Orbital Track | Pass Direction | Start Date | End Date | Number of Images Used | Number of Interferograms | Satellite Heading | Incidence Angle | Envisat Image Mode |
---|---|---|---|---|---|---|---|---|

338 | A | 15 June 2006 | 2 September 2010 | 42 | 109 | −14.5° | 19.0° | IS1 |

381 | A | 18 June 2006 | 5 September 2010 | 43 | 117 | −15.5° | 28.9° | IS3 |

152 | A | 2 June 2006 | 24 September 2010 | 36 | 97 | −16.0° | 33.9° | IS4 |

467 | A | 31 March 2007 | 31 October 2009 | 26 | 83 | −17.3° | 44.1° | IS7 |

173 | D | 8 July 2006 | 25 September 2010 | 31 | 81 | −165.5° | 18.9° | IS1 |

402 | D | 19 June 2006 | 6 September 2010 | 42 | 130 | −165.1° | 22.9° | IS2 |

359 | D | 16 June 2006 | 3 September 2010 | 41 | 129 | −164.1° | 33.8° | IS4 |

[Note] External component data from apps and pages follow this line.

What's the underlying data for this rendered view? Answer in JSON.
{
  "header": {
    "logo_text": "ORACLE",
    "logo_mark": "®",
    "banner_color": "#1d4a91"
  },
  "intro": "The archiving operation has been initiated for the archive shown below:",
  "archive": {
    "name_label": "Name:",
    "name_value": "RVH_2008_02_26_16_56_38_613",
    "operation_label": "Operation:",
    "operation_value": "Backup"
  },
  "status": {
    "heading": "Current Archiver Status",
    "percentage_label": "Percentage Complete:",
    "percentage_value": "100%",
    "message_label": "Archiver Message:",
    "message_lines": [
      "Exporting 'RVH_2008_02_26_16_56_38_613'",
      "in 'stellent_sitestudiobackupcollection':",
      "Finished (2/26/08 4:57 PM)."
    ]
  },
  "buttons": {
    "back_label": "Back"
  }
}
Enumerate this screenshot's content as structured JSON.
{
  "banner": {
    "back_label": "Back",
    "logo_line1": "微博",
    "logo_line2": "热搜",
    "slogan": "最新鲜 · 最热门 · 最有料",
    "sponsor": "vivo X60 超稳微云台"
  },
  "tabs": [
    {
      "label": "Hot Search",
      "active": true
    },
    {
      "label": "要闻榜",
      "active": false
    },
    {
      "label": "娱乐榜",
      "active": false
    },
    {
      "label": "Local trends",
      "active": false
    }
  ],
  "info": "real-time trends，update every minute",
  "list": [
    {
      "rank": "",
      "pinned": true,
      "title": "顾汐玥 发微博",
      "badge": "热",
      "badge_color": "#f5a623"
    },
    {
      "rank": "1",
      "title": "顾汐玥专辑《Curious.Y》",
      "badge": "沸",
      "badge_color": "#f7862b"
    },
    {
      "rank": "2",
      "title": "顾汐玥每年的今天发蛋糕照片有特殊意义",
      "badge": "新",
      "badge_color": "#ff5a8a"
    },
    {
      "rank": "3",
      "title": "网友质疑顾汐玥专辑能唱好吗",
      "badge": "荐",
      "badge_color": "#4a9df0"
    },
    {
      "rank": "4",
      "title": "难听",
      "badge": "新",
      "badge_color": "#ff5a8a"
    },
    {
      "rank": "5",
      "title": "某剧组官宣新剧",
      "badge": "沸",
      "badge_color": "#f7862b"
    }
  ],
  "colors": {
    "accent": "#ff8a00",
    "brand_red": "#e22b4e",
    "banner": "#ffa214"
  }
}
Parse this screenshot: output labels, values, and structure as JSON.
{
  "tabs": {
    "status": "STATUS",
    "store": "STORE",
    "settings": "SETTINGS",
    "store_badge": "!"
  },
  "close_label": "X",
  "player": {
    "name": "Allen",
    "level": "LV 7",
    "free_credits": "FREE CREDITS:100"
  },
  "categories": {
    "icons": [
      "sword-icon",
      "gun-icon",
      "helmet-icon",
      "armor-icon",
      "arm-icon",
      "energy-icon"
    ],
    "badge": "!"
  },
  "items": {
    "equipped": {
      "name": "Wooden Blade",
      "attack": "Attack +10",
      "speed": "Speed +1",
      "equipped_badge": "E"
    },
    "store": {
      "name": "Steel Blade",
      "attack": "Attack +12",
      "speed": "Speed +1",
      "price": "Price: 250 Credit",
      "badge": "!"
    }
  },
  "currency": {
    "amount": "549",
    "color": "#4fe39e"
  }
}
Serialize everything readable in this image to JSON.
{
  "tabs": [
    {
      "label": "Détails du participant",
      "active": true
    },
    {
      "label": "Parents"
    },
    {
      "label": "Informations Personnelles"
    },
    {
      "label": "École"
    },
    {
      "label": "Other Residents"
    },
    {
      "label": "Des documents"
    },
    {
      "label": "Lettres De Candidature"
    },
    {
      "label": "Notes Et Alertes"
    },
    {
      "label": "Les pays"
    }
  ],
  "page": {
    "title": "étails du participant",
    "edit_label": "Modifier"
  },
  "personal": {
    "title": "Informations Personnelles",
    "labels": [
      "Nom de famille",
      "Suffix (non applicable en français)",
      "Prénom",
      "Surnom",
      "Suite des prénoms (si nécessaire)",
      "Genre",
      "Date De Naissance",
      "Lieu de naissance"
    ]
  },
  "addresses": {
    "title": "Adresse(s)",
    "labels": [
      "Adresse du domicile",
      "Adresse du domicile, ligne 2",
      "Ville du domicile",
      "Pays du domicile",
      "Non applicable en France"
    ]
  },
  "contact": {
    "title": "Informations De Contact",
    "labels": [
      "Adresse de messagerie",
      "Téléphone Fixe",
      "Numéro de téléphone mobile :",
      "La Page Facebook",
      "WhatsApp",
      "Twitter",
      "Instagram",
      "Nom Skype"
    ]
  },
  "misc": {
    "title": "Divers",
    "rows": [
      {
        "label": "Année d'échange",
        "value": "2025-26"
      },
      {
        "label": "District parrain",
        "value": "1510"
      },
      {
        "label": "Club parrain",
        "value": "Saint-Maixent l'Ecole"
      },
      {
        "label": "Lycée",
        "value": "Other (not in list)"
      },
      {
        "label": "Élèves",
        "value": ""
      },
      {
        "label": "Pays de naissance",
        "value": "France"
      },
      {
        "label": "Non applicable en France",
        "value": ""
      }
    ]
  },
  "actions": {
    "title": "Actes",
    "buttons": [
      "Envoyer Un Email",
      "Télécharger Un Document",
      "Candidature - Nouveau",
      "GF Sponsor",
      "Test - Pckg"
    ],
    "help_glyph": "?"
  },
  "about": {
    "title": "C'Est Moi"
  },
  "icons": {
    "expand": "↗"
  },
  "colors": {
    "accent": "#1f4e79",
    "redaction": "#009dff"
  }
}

© 2019 by the authors. Licensee MDPI, Basel, Switzerland. This article is an open access article distributed under the terms and conditions of the Creative Commons Attribution (CC BY) license (http://creativecommons.org/licenses/by/4.0/).

## Share and Cite

**MDPI and ACS Style**

Fuhrmann, T.; Garthwaite, M.C.
Resolving Three-Dimensional Surface Motion with InSAR: Constraints from Multi-Geometry Data Fusion. *Remote Sens.* **2019**, *11*, 241.
https://doi.org/10.3390/rs11030241

**AMA Style**

Fuhrmann T, Garthwaite MC.
Resolving Three-Dimensional Surface Motion with InSAR: Constraints from Multi-Geometry Data Fusion. *Remote Sensing*. 2019; 11(3):241.
https://doi.org/10.3390/rs11030241

**Chicago/Turabian Style**

Fuhrmann, Thomas, and Matthew C. Garthwaite.
2019. "Resolving Three-Dimensional Surface Motion with InSAR: Constraints from Multi-Geometry Data Fusion" *Remote Sensing* 11, no. 3: 241.
https://doi.org/10.3390/rs11030241